Composer Brings 'The Color Of Sound' To DNA Lounge

Tomorrow night, DNA Lounge hosts Prismatic: The Color of Sound, a club show that integrates DJ sets, live classical music pieces and synchronized light effects.

Part of a series known as Mercury Soul, the performance is the brainchild of Mason Bates, a Bay Area composer who also goes by DJ Masonic.

Bates graduated in composition from UC Berkeley ten years ago. In addition to producing works that integrate electronica and classical orchestra, his first opera, The (R)evolution of Steve Jobs, premiered in Santa Fe last year and will be presented by SF Opera during the 2019-20 season.

This interview has been edited for length and clarity.

James Moore & Mason Bates in Santa Fe for "The (R)evolution of Steve Jobs."

Mercury Soul is becoming a recurring feature. What is the theme this time?

We now are offering three shows this year, and a couple shows out of town, at the Kennedy Center in Washington, DC. Here, it's really exciting to build an audience, because we have different kinds of music-making and art-making in the San Francisco community that are colliding: we have DJs, amazing classical performers, and we also have performers from outside the music world: dancers, light artists. This show is about color. We are exploring how music is related to color in the electronic world and in the classical world.

I've composed specific music for a player piano, a piano that plays itself, that is hooked up to a lighting rig that projects different colors. It's really wild. Oakland artist Nick Kanozick built it. All the classical pieces explicitly reference color in the title. They have coordination with our lighting projections. Also the DJ sets tie up with the colors to make it pulsing and kinetic.

It's a club show, so we make it exciting. The pieces try to conjure the color from their music. For example, the first piece we play, by Jennifer Higdon, is called Fiery Red. That inspires music almost like your hair is on fire, it's so exciting and thriving. On the other end, we have a piece by Michael Torke, one of the most famous contemporary synaesthetic composers. He has a piece called Rust that has an industrial sound to it. He's got all kind of brass instruments, a huge brass ensemble for this show that we use throughout.

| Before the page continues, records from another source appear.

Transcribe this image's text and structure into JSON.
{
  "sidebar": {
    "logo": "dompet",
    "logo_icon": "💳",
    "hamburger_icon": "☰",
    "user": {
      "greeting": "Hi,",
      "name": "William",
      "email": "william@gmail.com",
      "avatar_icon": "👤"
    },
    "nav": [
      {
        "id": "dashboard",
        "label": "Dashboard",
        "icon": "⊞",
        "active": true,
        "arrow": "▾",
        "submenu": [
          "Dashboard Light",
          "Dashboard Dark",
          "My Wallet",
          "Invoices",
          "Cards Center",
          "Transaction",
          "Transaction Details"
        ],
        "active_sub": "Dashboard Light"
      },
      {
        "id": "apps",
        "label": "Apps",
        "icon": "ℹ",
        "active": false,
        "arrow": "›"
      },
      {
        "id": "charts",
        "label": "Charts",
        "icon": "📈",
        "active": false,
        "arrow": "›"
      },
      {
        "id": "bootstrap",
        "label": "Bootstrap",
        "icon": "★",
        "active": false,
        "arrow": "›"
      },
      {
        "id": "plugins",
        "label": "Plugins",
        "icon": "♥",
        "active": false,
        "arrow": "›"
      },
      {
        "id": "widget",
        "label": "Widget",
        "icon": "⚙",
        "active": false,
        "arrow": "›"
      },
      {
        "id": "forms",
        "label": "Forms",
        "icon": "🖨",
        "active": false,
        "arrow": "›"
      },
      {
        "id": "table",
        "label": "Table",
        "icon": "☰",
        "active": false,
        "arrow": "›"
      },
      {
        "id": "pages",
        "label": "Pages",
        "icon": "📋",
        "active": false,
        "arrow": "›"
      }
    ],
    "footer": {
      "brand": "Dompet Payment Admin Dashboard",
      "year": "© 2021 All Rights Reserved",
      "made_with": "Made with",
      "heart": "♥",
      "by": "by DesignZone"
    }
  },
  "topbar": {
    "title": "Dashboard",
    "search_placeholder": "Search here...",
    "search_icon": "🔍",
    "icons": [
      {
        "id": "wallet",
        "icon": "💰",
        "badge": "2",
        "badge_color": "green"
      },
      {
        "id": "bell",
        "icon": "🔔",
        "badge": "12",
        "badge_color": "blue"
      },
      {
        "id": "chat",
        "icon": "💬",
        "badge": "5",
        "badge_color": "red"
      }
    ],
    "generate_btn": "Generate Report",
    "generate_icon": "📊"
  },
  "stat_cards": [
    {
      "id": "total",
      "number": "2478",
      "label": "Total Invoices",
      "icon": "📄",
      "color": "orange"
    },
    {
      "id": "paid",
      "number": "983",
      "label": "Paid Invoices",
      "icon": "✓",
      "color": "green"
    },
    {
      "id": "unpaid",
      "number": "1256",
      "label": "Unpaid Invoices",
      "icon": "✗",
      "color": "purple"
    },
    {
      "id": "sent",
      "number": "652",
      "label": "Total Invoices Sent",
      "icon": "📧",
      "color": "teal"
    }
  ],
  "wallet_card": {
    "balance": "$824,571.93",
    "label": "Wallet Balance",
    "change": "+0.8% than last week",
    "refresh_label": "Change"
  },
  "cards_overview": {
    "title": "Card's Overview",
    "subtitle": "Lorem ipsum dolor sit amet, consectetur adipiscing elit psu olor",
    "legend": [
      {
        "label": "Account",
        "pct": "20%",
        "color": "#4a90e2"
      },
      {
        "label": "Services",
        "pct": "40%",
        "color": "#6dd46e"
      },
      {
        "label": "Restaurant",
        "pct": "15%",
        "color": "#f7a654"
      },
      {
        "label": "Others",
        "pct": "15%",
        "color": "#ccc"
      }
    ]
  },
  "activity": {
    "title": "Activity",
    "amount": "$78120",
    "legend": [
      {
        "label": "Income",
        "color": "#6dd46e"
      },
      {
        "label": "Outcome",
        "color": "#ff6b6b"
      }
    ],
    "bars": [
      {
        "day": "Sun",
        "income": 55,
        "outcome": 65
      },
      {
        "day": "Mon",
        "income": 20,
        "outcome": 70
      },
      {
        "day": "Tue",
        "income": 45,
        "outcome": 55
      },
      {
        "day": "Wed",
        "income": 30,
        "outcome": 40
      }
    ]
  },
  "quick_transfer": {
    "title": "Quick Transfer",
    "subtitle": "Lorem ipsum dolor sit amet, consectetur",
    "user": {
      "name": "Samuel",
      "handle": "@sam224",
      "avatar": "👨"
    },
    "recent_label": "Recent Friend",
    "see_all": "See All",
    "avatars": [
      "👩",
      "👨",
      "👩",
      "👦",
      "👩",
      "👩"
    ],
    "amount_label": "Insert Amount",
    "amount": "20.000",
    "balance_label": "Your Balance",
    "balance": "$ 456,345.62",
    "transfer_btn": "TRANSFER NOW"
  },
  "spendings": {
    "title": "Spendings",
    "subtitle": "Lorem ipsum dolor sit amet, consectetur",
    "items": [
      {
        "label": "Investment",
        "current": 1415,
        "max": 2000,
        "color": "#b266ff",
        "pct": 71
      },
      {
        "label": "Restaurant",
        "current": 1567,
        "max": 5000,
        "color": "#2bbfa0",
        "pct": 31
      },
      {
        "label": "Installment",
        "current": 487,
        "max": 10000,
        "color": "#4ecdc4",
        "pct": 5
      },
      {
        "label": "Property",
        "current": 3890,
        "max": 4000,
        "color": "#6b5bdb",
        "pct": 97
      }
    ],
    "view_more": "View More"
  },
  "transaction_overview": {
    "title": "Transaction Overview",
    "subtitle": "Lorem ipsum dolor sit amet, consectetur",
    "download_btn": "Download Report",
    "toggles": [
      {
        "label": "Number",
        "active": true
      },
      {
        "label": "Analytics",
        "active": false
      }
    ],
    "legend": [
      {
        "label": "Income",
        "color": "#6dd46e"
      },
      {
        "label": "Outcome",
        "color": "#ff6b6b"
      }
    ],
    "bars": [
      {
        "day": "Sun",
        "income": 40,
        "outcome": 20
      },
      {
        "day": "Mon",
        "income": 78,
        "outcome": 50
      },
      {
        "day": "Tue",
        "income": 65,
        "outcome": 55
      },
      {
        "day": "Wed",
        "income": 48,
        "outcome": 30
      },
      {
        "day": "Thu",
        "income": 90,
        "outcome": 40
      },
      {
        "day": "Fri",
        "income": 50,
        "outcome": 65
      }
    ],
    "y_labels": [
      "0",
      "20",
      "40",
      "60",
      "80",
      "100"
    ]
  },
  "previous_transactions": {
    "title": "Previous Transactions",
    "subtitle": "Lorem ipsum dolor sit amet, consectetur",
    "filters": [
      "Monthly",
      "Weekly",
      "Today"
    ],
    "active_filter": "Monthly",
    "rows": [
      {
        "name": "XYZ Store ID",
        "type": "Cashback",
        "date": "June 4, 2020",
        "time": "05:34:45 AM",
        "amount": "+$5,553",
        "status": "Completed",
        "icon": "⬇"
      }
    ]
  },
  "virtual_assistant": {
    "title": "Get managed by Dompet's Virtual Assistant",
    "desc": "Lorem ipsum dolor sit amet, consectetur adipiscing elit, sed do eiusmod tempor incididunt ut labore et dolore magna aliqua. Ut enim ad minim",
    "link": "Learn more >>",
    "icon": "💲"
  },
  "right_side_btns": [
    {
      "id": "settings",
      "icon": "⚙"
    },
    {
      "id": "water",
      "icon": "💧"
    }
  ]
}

The great thing about Mercury Soul is that you get to experience live classical sets but we use these classical ensembles throughout the DJ sets as well. You hear a brass band rocking along to a funk track, or strings hanging over some ambient music sets. Even if you don't spend a lot of time with classical music, it's a fun way to encounter it.

Mason Bates and Justice Ruth Bader Ginsburg. | Photo: Mason Bates

Your opera the (R)evolution of Steve Jobs came out last year in Santa Fe, and will come to SF Opera in 2019-20. Are you going to update it?

We're definitely making some tweaks. It's probably far less extensive than many other operas. It's about 100 minutes, 90 minutes, one act. We've been so careful to make that structure work. Honestly, with a tight structure like that, you really need to get it right the first time, it's difficult to add and subtract. By the time it comes to San Francisco, the audience will see a piece that has lived and breathed over several years. It's going to be a unique experience to come to the home of Steve Jobs.

What was exciting about this piece, we had reactions all over the map. We had initial reactions from the East coast that were very negative. And then we had other responses from the Chronicle, the LA Times, the Financial Times that were positive. It became a piece that the critics had to weigh in on. They were going at each other. The LA Times called the NY Times review cynical. It was pretty exciting to see. You can't really ignore the critics when you write an opera. I was grateful to read the Washington Post, they included it as one of their top ten musical events of last year and they said it might be the first critics-proof opera. I don't know if that's true, but it was meaningful to the entire team. We were laughing all the way to the opera house.

The set design for this show was very elaborate. Even though it's quite simple to look at, we wanted it to have technological bells and whistles we associate with Steve Jobs. Music is the language of opera, but there are so many other art forms that inform an opera. Musically, I wanted to create a new kind of operatic experience that integrates electronics, that travels backward and forward in time, but that also relates to the fundamental things that we really love about opera. I loved the experience and I'd love to do it again.

It took me many many years to get the Steve Jobs piece to happen and many false starts. One of the big takeaway was you really need to find the right subject matter. I really connected with the subject matter, being a Bay area resident, technologist. The audience had a lot of entry points in the story. We all use Steve Jobs' devices. There was the humanness in him. He was a complicated individual with controlling tendencies, even with his own cancer he tried to control it. As I think about the next opera, I have to make sure I have an idea that is solid first of all.

The second opera is always easier to get moving than the first one. There are a lot of people asking, "if you have an idea, please send it to us."

Mercury Soul Prismatic features DJ Masonic, DJ Justin Reed, Pankind Trio on steel drums, Steel and Ivory piano trio, conductor Brad Hogarth and LED art by Christopher Schardt.